REQUIRED ACTION
Only lines that contain the word "this" belong in the answer; copy them from the records below.

***** GIVEN INFORMATION *****

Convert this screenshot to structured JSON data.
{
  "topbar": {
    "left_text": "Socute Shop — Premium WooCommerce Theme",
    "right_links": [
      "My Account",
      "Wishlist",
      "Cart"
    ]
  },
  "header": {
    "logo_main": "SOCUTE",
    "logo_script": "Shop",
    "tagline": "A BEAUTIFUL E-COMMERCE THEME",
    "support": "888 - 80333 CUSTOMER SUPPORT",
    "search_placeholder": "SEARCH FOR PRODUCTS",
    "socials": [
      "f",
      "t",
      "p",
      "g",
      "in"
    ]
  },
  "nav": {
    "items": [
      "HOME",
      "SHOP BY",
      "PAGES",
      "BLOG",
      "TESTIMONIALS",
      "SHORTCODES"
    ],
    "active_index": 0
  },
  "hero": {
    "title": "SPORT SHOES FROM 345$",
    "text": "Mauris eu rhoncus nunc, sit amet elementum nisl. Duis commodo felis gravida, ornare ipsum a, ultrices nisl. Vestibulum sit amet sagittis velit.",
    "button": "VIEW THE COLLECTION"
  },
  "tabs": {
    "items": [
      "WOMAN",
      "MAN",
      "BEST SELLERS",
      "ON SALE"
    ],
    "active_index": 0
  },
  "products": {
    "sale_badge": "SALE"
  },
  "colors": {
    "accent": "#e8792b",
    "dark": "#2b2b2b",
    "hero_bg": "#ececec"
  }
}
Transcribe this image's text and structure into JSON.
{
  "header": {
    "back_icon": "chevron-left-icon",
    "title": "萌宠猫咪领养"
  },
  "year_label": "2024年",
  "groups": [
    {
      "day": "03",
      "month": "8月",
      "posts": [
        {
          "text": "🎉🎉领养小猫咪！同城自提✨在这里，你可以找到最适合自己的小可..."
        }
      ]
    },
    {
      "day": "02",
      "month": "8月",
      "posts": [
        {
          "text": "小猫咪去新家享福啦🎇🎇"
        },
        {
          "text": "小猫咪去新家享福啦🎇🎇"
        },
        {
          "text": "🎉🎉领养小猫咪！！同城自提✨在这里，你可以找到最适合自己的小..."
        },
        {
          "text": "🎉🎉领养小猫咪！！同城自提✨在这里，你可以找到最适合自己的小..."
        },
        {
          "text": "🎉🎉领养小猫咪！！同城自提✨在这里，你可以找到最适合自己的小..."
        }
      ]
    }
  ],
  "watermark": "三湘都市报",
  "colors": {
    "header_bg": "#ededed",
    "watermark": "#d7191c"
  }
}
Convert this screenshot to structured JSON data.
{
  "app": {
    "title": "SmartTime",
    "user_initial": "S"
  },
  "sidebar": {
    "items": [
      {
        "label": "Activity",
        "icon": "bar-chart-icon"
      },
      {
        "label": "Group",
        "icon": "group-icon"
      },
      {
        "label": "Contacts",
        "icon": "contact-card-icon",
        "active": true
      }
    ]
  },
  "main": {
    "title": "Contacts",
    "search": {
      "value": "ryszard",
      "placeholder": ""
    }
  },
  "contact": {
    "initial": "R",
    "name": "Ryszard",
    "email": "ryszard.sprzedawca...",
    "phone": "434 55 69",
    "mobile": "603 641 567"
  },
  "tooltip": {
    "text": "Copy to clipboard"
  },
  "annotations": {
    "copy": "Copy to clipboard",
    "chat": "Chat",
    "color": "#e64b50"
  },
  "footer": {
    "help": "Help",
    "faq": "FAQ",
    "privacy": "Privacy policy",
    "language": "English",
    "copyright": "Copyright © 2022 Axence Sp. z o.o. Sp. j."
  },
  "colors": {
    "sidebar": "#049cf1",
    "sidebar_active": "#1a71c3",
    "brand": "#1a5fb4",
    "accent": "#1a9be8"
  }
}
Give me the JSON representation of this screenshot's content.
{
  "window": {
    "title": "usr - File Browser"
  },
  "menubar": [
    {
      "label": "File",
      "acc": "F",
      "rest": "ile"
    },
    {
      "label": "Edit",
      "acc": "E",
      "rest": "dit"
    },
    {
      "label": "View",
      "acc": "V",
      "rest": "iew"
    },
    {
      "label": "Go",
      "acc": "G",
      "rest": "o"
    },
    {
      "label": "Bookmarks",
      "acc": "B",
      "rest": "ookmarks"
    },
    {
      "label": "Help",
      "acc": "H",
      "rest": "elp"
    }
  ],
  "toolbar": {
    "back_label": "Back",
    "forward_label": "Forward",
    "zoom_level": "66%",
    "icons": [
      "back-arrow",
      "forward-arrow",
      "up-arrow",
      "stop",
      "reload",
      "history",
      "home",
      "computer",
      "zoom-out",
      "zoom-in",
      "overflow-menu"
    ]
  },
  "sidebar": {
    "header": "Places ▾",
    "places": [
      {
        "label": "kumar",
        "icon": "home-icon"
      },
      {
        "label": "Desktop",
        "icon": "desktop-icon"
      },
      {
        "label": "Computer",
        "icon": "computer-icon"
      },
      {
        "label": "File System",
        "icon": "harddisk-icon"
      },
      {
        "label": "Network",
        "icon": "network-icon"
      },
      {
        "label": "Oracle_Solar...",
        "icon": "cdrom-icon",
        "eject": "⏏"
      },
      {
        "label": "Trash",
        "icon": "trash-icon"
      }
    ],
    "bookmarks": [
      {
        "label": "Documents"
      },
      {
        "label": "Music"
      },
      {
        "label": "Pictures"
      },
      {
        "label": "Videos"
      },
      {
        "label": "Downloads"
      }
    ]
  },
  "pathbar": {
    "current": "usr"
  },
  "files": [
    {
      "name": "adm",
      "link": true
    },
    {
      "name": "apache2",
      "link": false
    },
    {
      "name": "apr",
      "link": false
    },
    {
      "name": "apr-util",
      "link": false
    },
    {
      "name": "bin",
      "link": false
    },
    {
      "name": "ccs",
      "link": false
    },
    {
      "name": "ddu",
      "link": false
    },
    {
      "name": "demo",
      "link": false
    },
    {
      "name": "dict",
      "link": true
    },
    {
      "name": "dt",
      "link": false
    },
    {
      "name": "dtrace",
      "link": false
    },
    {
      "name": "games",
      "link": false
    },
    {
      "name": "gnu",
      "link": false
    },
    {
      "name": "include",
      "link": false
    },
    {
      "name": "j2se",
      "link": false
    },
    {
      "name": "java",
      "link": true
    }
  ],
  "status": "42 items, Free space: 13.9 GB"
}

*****

YOUR RESPONSE
Convert this screenshot to structured JSON data.
Transcribe this image's text and structure into JSON.
Convert this screenshot to structured JSON data.
Give me the JSON representation of this screenshot's content.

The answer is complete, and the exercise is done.